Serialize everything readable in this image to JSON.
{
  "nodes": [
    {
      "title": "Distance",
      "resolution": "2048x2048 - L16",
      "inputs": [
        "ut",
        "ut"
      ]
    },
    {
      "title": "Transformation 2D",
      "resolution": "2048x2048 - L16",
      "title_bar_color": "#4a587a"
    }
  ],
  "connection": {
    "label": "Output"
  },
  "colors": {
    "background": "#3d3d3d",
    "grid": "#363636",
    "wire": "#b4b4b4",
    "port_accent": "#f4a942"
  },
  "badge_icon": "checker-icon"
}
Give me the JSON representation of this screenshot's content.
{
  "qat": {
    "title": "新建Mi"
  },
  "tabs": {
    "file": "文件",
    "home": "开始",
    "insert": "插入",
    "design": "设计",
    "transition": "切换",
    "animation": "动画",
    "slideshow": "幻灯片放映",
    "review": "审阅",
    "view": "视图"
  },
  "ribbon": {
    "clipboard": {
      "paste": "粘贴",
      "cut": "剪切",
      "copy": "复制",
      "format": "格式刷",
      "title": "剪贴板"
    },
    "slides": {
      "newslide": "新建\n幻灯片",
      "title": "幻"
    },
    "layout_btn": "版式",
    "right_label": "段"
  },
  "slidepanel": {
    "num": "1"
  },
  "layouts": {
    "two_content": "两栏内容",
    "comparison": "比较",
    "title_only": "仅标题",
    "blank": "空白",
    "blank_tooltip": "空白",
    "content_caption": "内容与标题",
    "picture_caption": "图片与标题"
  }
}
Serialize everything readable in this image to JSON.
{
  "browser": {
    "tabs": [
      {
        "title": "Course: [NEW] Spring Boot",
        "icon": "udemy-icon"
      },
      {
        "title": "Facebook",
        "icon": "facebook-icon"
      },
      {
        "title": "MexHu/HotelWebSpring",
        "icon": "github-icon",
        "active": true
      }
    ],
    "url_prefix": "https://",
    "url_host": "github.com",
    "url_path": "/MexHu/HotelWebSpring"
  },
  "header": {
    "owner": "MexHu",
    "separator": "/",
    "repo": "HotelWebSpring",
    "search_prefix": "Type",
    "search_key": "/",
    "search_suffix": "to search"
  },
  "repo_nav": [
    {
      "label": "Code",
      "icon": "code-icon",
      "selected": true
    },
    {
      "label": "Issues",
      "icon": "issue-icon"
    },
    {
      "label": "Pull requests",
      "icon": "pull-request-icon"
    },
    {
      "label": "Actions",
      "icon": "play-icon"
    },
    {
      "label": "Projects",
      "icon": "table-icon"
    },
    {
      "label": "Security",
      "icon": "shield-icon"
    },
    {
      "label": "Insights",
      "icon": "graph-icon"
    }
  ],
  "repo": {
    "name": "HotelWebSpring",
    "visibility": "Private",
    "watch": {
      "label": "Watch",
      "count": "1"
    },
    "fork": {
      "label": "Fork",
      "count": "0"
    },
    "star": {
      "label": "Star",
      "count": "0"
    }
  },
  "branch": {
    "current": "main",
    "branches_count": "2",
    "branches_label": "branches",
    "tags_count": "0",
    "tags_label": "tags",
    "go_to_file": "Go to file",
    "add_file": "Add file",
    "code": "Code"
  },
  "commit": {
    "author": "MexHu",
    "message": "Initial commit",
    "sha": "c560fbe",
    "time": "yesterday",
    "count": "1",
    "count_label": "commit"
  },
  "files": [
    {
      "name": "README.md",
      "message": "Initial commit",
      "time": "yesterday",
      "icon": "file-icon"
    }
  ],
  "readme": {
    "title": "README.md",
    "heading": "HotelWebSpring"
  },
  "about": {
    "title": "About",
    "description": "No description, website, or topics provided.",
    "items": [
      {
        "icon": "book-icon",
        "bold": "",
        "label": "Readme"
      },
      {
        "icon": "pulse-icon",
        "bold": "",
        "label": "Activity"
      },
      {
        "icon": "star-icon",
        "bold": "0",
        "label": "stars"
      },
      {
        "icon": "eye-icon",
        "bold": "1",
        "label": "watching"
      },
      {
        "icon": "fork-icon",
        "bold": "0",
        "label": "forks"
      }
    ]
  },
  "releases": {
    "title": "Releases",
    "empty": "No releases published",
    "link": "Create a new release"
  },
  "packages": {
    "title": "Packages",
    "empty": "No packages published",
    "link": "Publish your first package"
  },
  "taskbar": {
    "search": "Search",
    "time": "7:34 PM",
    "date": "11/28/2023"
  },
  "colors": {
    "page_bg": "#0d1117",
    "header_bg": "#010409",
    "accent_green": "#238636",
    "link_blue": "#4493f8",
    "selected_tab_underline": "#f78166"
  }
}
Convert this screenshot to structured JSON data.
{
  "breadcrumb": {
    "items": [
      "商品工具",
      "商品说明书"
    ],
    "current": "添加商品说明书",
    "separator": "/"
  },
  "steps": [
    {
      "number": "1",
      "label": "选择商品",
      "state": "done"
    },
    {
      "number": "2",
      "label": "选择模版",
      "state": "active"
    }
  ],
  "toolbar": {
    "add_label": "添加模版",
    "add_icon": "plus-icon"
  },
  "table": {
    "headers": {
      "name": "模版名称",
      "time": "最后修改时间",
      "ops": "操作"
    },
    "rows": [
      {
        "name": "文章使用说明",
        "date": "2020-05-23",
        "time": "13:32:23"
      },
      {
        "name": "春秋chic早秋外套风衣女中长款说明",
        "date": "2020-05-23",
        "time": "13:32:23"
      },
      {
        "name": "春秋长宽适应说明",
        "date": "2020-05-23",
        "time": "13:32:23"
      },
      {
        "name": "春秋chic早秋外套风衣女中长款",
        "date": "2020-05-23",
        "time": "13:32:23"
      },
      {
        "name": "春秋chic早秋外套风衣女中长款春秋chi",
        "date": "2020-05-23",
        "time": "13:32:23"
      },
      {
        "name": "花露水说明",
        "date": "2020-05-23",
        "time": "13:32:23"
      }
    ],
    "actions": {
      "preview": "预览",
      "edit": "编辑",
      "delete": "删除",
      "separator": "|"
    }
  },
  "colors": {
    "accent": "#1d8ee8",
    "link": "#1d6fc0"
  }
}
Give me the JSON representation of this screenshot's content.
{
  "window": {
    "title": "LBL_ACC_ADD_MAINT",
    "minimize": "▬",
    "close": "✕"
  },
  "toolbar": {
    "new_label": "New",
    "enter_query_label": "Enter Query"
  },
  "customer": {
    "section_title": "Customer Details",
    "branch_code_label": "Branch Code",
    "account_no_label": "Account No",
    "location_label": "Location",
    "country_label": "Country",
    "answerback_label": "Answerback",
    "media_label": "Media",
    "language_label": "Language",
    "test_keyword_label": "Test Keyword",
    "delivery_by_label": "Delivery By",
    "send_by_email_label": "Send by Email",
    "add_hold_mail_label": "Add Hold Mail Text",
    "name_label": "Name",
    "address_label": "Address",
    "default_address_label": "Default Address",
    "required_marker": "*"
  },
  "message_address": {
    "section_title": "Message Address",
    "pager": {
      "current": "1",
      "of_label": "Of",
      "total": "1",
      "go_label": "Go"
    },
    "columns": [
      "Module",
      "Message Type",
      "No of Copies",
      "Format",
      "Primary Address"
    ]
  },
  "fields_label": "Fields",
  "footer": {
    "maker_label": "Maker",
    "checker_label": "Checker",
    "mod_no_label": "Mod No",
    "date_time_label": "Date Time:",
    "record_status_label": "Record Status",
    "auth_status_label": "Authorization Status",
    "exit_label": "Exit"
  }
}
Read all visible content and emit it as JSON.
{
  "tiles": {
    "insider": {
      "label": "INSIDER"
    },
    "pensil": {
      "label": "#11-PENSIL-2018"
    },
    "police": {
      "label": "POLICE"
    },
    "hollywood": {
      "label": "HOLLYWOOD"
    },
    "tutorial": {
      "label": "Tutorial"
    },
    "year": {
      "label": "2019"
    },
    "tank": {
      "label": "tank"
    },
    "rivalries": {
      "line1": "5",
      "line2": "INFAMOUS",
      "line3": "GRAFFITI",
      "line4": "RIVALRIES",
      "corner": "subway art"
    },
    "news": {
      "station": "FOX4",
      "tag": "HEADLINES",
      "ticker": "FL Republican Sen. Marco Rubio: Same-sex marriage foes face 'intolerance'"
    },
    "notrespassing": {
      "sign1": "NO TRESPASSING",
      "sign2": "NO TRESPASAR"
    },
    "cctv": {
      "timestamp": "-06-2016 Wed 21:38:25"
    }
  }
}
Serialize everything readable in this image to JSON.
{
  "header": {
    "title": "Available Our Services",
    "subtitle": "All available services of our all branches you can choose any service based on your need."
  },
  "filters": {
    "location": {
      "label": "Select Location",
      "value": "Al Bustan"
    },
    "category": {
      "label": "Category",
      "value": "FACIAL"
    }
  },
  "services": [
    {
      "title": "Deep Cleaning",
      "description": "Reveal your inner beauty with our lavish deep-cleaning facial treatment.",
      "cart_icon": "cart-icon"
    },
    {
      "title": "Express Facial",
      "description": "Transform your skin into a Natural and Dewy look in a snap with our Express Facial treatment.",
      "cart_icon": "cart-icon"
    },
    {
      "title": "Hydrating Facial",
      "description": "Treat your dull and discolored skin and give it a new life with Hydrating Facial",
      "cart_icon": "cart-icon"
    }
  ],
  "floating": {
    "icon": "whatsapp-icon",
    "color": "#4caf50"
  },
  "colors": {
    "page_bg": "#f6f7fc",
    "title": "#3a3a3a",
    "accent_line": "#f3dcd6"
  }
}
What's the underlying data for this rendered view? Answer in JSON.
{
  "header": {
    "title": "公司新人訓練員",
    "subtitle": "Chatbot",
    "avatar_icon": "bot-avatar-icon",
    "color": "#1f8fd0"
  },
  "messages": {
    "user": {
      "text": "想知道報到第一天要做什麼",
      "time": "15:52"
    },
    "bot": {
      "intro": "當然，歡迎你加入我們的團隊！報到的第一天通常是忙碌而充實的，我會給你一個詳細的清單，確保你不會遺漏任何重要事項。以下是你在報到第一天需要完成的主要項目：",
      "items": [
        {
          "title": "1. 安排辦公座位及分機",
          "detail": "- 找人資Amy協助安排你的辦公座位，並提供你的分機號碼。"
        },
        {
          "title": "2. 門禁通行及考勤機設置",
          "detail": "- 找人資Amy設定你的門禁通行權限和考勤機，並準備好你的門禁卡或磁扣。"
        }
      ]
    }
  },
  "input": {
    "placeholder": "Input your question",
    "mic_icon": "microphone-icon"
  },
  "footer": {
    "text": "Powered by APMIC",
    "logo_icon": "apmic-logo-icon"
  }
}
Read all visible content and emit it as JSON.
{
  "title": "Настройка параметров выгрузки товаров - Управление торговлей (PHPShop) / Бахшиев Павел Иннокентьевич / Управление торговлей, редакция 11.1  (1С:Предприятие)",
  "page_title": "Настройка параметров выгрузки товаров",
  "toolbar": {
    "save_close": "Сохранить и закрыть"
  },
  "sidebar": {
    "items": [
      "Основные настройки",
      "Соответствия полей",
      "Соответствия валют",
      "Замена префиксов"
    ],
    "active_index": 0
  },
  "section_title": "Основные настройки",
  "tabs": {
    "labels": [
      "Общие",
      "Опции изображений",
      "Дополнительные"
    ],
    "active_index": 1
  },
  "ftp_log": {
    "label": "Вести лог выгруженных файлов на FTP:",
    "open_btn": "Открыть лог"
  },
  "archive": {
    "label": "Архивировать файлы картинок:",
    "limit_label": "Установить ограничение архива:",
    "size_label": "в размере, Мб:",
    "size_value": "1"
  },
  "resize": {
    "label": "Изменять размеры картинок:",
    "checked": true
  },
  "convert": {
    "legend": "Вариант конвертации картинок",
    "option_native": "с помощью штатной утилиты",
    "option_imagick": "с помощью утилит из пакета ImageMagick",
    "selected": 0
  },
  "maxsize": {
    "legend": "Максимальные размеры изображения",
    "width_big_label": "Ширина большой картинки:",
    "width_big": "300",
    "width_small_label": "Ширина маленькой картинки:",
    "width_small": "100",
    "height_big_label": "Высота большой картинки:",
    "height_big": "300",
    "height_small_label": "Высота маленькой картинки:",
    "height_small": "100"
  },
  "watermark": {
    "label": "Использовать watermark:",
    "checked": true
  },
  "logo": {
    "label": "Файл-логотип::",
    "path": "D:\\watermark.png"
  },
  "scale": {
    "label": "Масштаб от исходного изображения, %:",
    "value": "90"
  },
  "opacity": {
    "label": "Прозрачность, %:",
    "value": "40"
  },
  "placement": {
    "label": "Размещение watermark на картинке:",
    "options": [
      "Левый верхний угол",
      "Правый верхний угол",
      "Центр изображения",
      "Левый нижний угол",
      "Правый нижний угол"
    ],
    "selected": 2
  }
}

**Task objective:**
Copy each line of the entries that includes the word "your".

**Completed task:**
    "link": "Publish your first package"
    "subtitle": "All available services of our all branches you can choose any service based on your need."
      "description": "Reveal your inner beauty with our lavish deep-cleaning facial treatment.",
      "description": "Transform your skin into a Natural and Dewy look in a snap with our Express Facial treatment.",
      "description": "Treat your dull and discolored skin and give it a new life with Hydrating Facial",
    "placeholder": "Input your question",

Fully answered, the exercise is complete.